- May 20, 2008
- Posted by: admin
- Category: Transport
Commuters battle as drivers embark on second day of illegal strike
Dozens of Golden Arrow buses and drivers’ private vehicles blockaded the entrance of the bus company`s main depot in Montana today as drivers embarked on the second day of their illegal strike.
The strike resumed despite calls from union officials for staff to return to work today.
The call by the SA Transport and Allied Workers Union (Satawu) went unheeded as workers vowed to continue with the protest until their demands were met.
Bus services were hampered from as early as 2am today
The situation at the Arrowgate depot in Montana was calm but tense this morning and MP Tame, a shop steward, said that if management did not meet their demands the strike would escalate.
“It’s going to get worse, much worse,” the shop steward said.
The company`s Philippi depot was also shut down, leaving commuters in surrounding areas stranded.
Mitchells Plain bus terminus was deserted, as regular bus commuters opted to travel by taxi, leading to queues that snaked through the nearby taxi rank.
Gamiedah Bailey of Porterville, who was en route to Cape Town, said she had been standing in the taxi queue for about an hour. On a normal day it would take her less than five minutes to board a bus.
Taxi drivers took full advantage of the rise in the number of customers and one taxi driver said he expected to make double his usual money.
Golden Arrow spokesman Vuyisle Mdoda said the workers’ protest was in response to the company weighing up disciplinary against union members who had taken part in a strike more than a week ago.
The earlier strike, in protest against Drivecam, a personnel monitoring system introduced at the Eastgate depot in Blackheath as a pilot project, was quickly resolved.
Satwa regional secretary Evan Abrahamse confirmed yesterday that the strike was illegal and conceded that they had not filed a notice with the Commission for Conciliation Mediation & Arbitration or the National Economic Development & Labour Council to engage in protest action.
Yesterday, we convened a meeting with our members. We explained to them that the protest action was illegal.” said Abrahamse.
Mdoda said they were engaged in ongoing discussions with Satawu.
He said commuters who had bus clip cards would be allowed to use Metrorail trains and that they bad attempted to inform the public about the situation through the media and their call centre, which has been inundated with calls from disgruntled commuters.
Riana Scott, spokeswoman for Metrorail, said the clip cards could only be used between 8,30am and 3.45pm and again after 5,30pm because of congestion on trains during peak hours.

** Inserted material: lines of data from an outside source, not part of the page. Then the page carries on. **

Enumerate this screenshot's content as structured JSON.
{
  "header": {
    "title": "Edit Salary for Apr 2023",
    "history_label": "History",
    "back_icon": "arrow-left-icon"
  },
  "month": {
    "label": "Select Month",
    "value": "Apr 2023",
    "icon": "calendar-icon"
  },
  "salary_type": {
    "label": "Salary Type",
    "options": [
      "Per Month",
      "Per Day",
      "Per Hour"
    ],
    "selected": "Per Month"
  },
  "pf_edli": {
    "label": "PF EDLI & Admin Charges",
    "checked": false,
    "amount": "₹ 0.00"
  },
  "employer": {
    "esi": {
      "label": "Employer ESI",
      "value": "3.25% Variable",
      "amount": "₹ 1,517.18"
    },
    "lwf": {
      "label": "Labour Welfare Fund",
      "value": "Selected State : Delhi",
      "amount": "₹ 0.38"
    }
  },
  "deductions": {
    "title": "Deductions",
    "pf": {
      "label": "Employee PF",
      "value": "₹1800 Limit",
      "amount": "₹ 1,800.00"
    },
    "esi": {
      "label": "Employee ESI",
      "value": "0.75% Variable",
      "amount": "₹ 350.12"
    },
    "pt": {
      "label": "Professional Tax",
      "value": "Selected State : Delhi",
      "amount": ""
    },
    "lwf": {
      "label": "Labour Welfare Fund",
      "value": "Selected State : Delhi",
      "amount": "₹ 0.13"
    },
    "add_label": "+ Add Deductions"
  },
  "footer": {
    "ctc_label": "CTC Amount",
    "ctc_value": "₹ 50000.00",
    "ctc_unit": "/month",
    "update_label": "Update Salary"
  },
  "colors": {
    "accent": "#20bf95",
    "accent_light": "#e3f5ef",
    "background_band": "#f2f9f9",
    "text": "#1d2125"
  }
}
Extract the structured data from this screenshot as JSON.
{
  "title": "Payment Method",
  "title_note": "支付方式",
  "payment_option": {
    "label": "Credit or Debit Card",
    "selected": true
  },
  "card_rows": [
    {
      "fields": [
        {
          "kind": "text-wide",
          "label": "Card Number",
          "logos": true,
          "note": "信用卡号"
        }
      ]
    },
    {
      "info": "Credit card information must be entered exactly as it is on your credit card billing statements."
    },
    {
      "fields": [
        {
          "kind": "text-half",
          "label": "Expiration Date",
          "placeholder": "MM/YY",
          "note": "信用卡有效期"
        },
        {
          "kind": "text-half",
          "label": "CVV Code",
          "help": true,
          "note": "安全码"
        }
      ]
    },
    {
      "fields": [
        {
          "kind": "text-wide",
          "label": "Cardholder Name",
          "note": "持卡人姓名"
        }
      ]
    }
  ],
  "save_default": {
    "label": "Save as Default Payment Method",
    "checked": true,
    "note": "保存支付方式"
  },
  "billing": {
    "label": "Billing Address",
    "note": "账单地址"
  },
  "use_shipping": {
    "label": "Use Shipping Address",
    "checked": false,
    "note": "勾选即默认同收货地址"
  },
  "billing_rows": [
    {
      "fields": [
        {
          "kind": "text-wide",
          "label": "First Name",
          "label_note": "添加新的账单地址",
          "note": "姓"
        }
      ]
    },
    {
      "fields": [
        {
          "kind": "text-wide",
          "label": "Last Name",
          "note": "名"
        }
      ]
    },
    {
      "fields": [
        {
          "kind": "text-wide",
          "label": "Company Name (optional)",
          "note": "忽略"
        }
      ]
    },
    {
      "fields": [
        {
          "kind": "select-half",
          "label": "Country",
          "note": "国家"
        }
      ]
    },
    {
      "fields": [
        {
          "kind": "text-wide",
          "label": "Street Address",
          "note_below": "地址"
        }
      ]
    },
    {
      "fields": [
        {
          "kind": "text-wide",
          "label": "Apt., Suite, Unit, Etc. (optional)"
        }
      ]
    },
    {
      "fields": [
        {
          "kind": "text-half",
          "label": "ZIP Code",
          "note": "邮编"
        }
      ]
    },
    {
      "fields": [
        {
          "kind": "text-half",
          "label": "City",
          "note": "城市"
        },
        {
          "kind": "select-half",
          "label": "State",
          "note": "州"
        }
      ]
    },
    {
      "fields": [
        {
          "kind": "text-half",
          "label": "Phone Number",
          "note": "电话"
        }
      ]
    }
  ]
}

“We’re willing to help the commuters but we have to consider our own passengers first,” she said, Earlier today Abrahamse said the strike had spread and the number of participants had grown, although he could not yet determine an exact figure.
“We have determined that the impact is quite severe from the traffic reports coming through and the amount of stranded commuters,” he said. He said all depots were affected, but Golden Arrow’s Mdoda said only three of their six depots were affected – at East Gate, Arowgate and Philippi.
Yesterday disgruntled commuters were forced to find alternative transport to and from work. According to Golden Arrow, workers barricaded the gates at the company’s Arrow gate depot at around 5am yesterday, blocking buses from leaving and affecting services to Khayelitsha, Gugulethu and other parts of the Cape Flats.
More than half of the company’s 1 000-bus fleet which is operational during peak period, failed to leave their depots yesterday.
Cape Argus – Staff Reporters